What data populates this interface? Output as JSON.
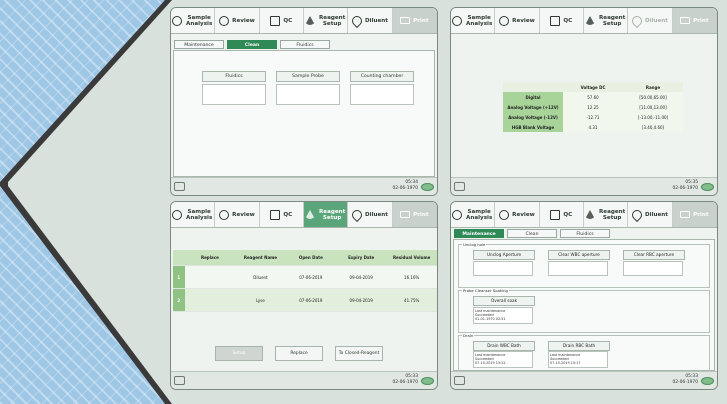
{
  "nav": {
    "sample_analysis": "Sample Analysis",
    "review": "Review",
    "qc": "QC",
    "reagent_setup": "Reagent Setup",
    "diluent": "Diluent",
    "print": "Print"
  },
  "clock": {
    "p1_time": "05:34",
    "p2_time": "05:35",
    "p3_time": "05:33",
    "p4_time": "05:33",
    "date": "02-06-1970"
  },
  "clean_panel": {
    "tabs": [
      "Maintenance",
      "Clean",
      "Fluidics"
    ],
    "buttons": [
      "Fluidics",
      "Sample Probe",
      "Counting chamber"
    ]
  },
  "voltage_panel": {
    "headers": [
      "",
      "Voltage DC",
      "Range"
    ],
    "rows": [
      [
        "Digital",
        "57.60",
        "[50.00,65.00]"
      ],
      [
        "Analog Voltage (+12V)",
        "12.25",
        "[11.00,13.00]"
      ],
      [
        "Analog Voltage (-12V)",
        "-12.71",
        "[-13.00,-11.00]"
      ],
      [
        "HGB Blank Voltage",
        "4.31",
        "[3.40,4.60]"
      ]
    ]
  },
  "reagent_panel": {
    "headers": [
      "",
      "Replace",
      "Reagent Name",
      "Open Date",
      "Expiry Date",
      "Residual Volume"
    ],
    "rows": [
      [
        "1",
        "",
        "Diluent",
        "07-06-2019",
        "09-04-2019",
        "16.16%"
      ],
      [
        "2",
        "",
        "Lyse",
        "07-06-2019",
        "09-04-2019",
        "41.75%"
      ]
    ],
    "buttons": [
      "Setup",
      "Replace",
      "To Closed-Reagent"
    ]
  },
  "maint_panel": {
    "tabs": [
      "Maintenance",
      "Clean",
      "Fluidics"
    ],
    "unclog_title": "Unclog hole",
    "unclog_buttons": [
      "Unclog Aperture",
      "Clear WBC aperture",
      "Clear RBC aperture"
    ],
    "probe_title": "Probe Cleanser Soaking",
    "probe_button": "Overall soak",
    "probe_status": [
      "Last maintenance",
      "Succeeded",
      "01-01-1970 02:51"
    ],
    "drain_title": "Drain",
    "drain_buttons": [
      "Drain WBC Bath",
      "Drain RBC Bath"
    ],
    "drain_wbc_status": [
      "Last maintenance",
      "Succeeded",
      "07-15-2019 15:22"
    ],
    "drain_rbc_status": [
      "Last maintenance",
      "Succeeded",
      "07-15-2019 15:17"
    ]
  }
}
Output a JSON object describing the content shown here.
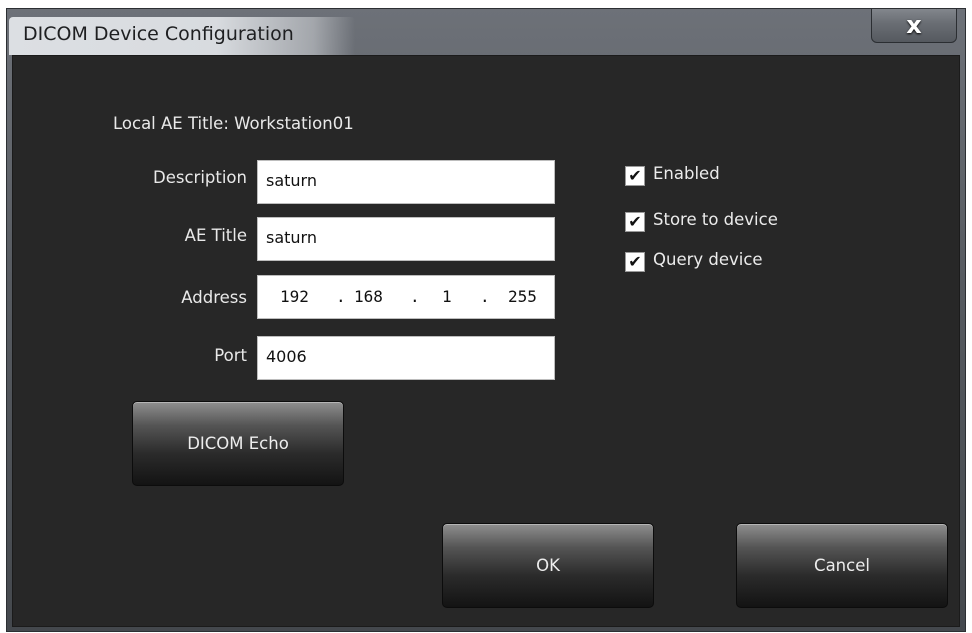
{
  "window": {
    "title": "DICOM Device Configuration",
    "close_label": "x"
  },
  "form": {
    "local_ae_title": "Local AE Title: Workstation01",
    "description": {
      "label": "Description",
      "value": "saturn"
    },
    "ae_title": {
      "label": "AE Title",
      "value": "saturn"
    },
    "address": {
      "label": "Address",
      "octets": [
        "192",
        "168",
        "1",
        "255"
      ],
      "separator": "."
    },
    "port": {
      "label": "Port",
      "value": "4006"
    }
  },
  "options": [
    {
      "label": "Enabled",
      "checked": true
    },
    {
      "label": "Store to device",
      "checked": true
    },
    {
      "label": "Query device",
      "checked": true
    }
  ],
  "checkmark": "✔",
  "buttons": {
    "echo": "DICOM Echo",
    "ok": "OK",
    "cancel": "Cancel"
  },
  "icons": {
    "close": "close-icon",
    "check": "checkmark-icon"
  }
}
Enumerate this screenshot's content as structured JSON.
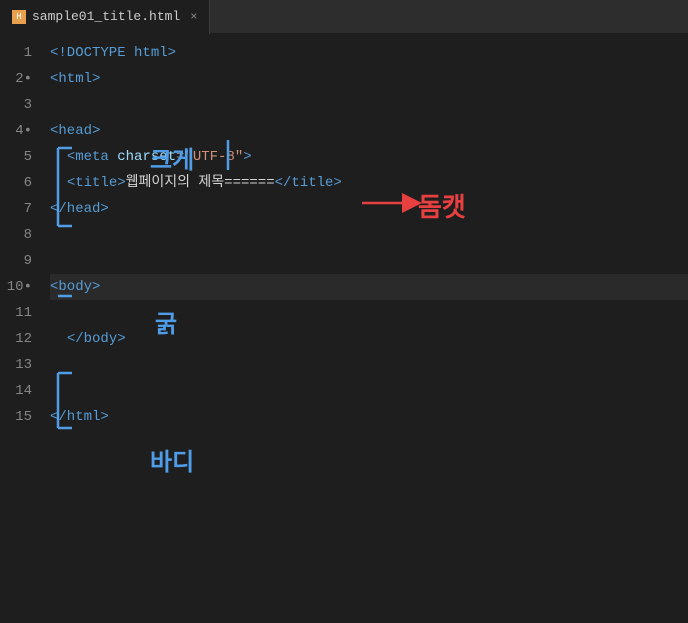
{
  "tab": {
    "filename": "sample01_title.html",
    "close_label": "×"
  },
  "editor": {
    "lines": [
      {
        "number": "1",
        "content": "<!DOCTYPE html>",
        "type": "doctype"
      },
      {
        "number": "2",
        "content": "<html>",
        "type": "tag"
      },
      {
        "number": "3",
        "content": "",
        "type": "empty"
      },
      {
        "number": "4",
        "content": "<head>",
        "type": "tag",
        "indent": 0
      },
      {
        "number": "5",
        "content_parts": [
          {
            "t": "tag",
            "v": "<meta "
          },
          {
            "t": "attr",
            "v": "charset"
          },
          {
            "t": "punct",
            "v": "="
          },
          {
            "t": "str",
            "v": "\"UTF-8\""
          },
          {
            "t": "tag",
            "v": ">"
          }
        ]
      },
      {
        "number": "6",
        "content_parts": [
          {
            "t": "tag",
            "v": "<title>"
          },
          {
            "t": "text",
            "v": "웹페이지의 제목======"
          },
          {
            "t": "tag",
            "v": "</title>"
          }
        ]
      },
      {
        "number": "7",
        "content_parts": [
          {
            "t": "tag",
            "v": "</head>"
          }
        ]
      },
      {
        "number": "8",
        "content": "",
        "type": "empty"
      },
      {
        "number": "9",
        "content": "",
        "type": "empty"
      },
      {
        "number": "10",
        "content_parts": [
          {
            "t": "tag",
            "v": "<body>"
          }
        ],
        "active": true
      },
      {
        "number": "11",
        "content": "",
        "type": "empty",
        "active": false
      },
      {
        "number": "12",
        "content_parts": [
          {
            "t": "tag",
            "v": "</body>"
          }
        ]
      },
      {
        "number": "13",
        "content": "",
        "type": "empty"
      },
      {
        "number": "14",
        "content": "",
        "type": "empty"
      },
      {
        "number": "15",
        "content_parts": [
          {
            "t": "tag",
            "v": "</html>"
          }
        ]
      }
    ]
  },
  "annotations": {
    "head_bracket_label": "크게",
    "head_end_bracket_label": "굵",
    "charset_arrow_label": "돔캣",
    "body_bracket_label": "바디"
  }
}
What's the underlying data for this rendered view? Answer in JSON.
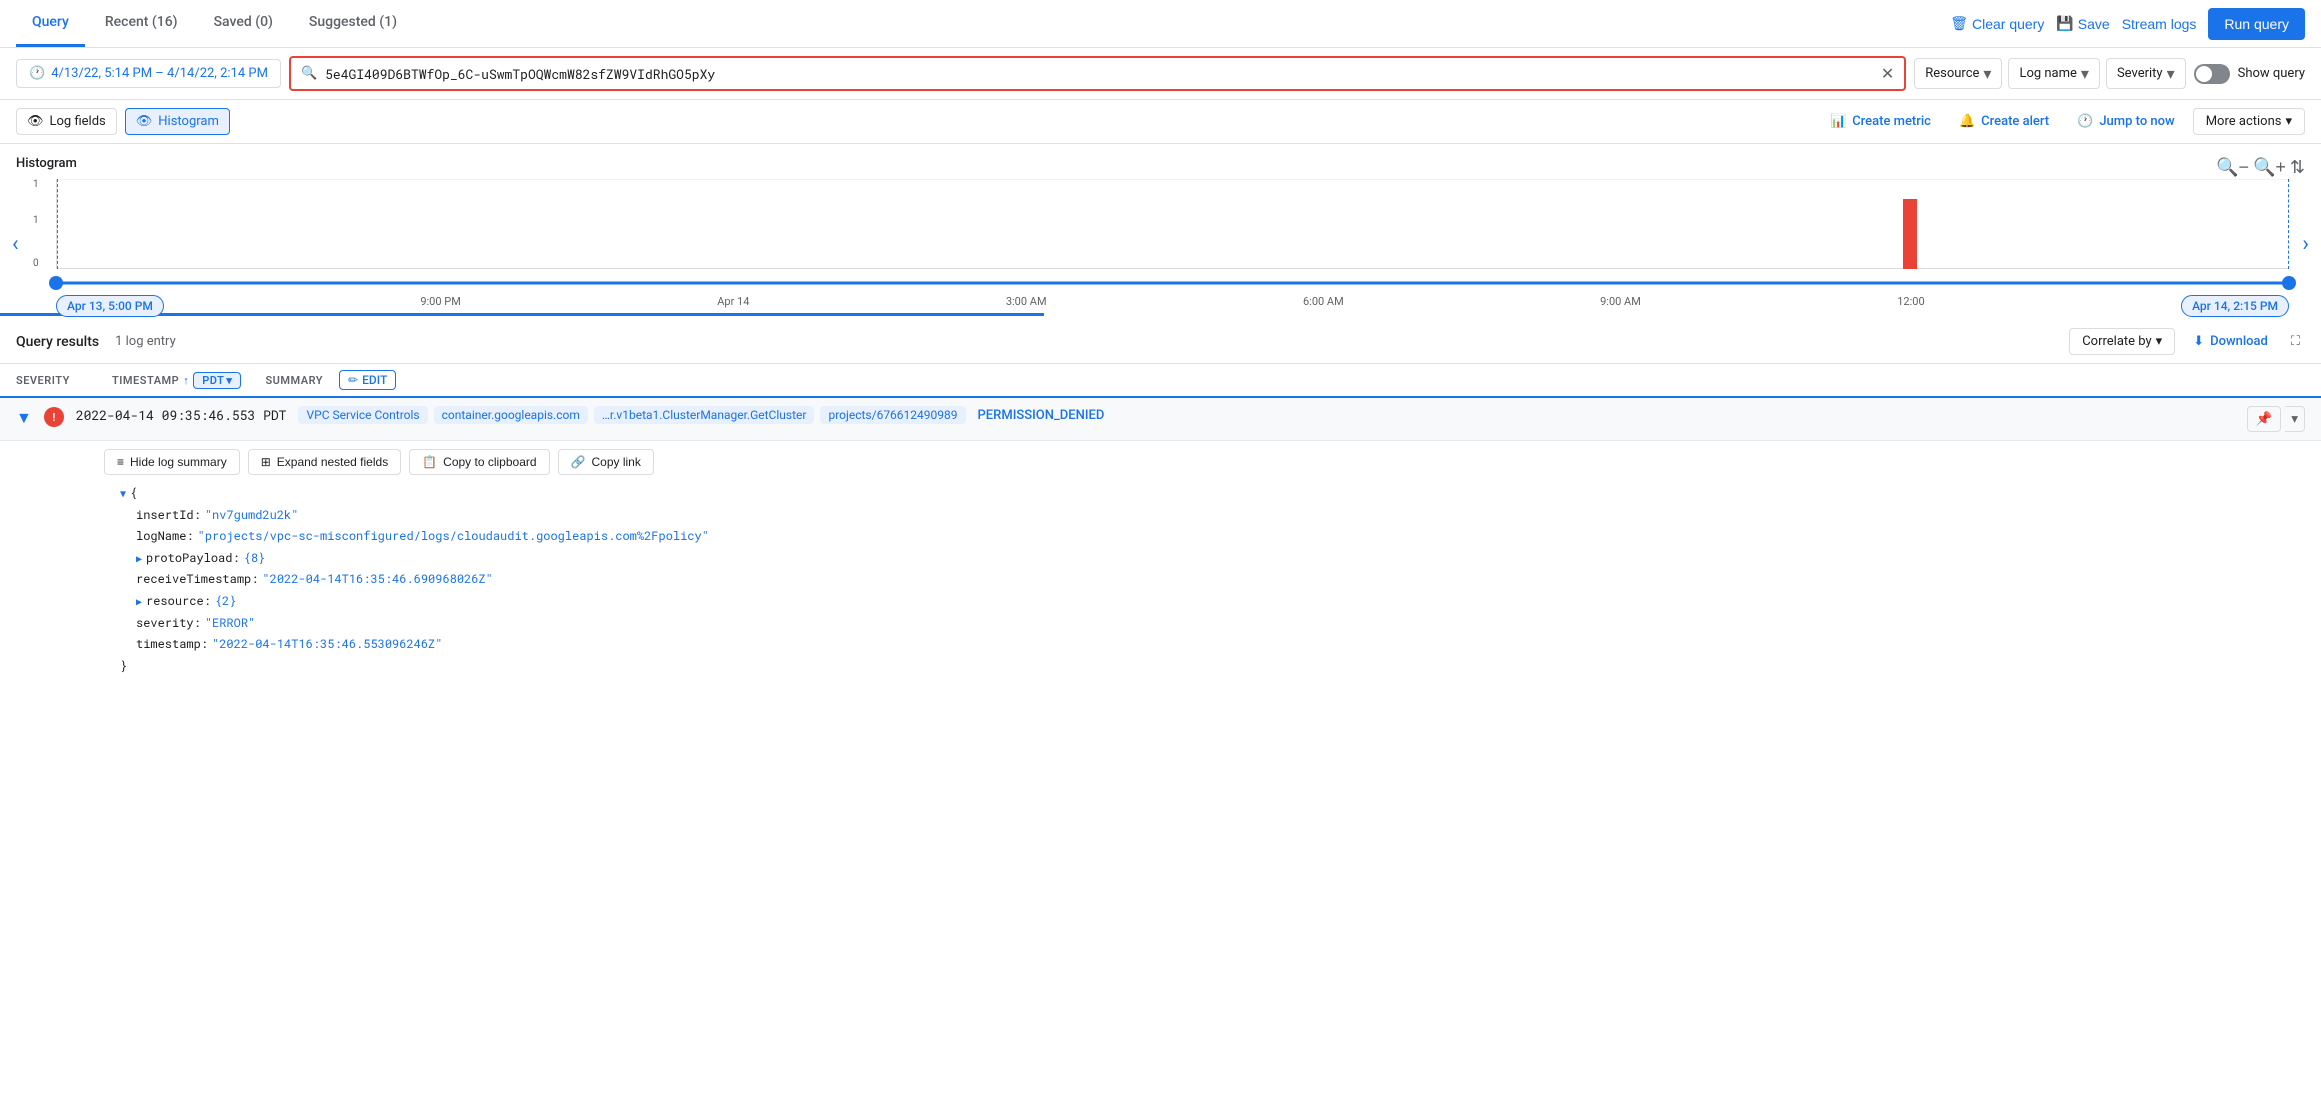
{
  "tabs": [
    {
      "label": "Query",
      "active": true
    },
    {
      "label": "Recent (16)",
      "active": false
    },
    {
      "label": "Saved (0)",
      "active": false
    },
    {
      "label": "Suggested (1)",
      "active": false
    }
  ],
  "topActions": {
    "clearQuery": "Clear query",
    "save": "Save",
    "streamLogs": "Stream logs",
    "runQuery": "Run query"
  },
  "searchRow": {
    "timeRange": "4/13/22, 5:14 PM – 4/14/22, 2:14 PM",
    "searchValue": "5e4GI409D6BTWfOp_6C-uSwmTpOQWcmW82sfZW9VIdRhGO5pXy",
    "filters": [
      "Resource",
      "Log name",
      "Severity"
    ],
    "showQuery": "Show query"
  },
  "toolbar": {
    "logFields": "Log fields",
    "histogram": "Histogram",
    "createMetric": "Create metric",
    "createAlert": "Create alert",
    "jumpToNow": "Jump to now",
    "moreActions": "More actions"
  },
  "histogram": {
    "title": "Histogram",
    "yLabels": [
      "1",
      "1",
      "0"
    ],
    "timeLabels": [
      "Apr 13, 5:00 PM",
      "9:00 PM",
      "Apr 14",
      "3:00 AM",
      "6:00 AM",
      "9:00 AM",
      "12:00"
    ],
    "startTime": "Apr 13, 5:00 PM",
    "endTime": "Apr 14, 2:15 PM",
    "barPosition": 83,
    "zoomIn": "zoom-in",
    "zoomOut": "zoom-out",
    "expand": "expand"
  },
  "queryResults": {
    "title": "Query results",
    "count": "1 log entry",
    "correlateBy": "Correlate by",
    "download": "Download",
    "fullscreen": "fullscreen"
  },
  "tableHeader": {
    "severity": "SEVERITY",
    "timestamp": "TIMESTAMP",
    "sortIcon": "↑",
    "pdt": "PDT",
    "summary": "SUMMARY",
    "edit": "EDIT"
  },
  "logEntry": {
    "timestamp": "2022-04-14 09:35:46.553 PDT",
    "tags": [
      "VPC Service Controls",
      "container.googleapis.com",
      "…r.v1beta1.ClusterManager.GetCluster",
      "projects/676612490989"
    ],
    "permission": "PERMISSION_DENIED",
    "expand": true
  },
  "logDetail": {
    "hideLogSummary": "Hide log summary",
    "expandNestedFields": "Expand nested fields",
    "copyToClipboard": "Copy to clipboard",
    "copyLink": "Copy link",
    "json": {
      "insertId": "nv7gumd2u2k",
      "logName": "projects/vpc-sc-misconfigured/logs/cloudaudit.googleapis.com%2Fpolicy",
      "protoPayload": "{8}",
      "receiveTimestamp": "2022-04-14T16:35:46.690968026Z",
      "resource": "{2}",
      "severity": "ERROR",
      "timestamp": "2022-04-14T16:35:46.553096246Z"
    }
  }
}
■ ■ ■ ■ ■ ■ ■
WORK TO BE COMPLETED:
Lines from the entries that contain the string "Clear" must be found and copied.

ANSWER TO THIS EXERCISE:
      "Clear WBC aperture",
      "Clear RBC aperture"
    "clearQuery": "Clear query",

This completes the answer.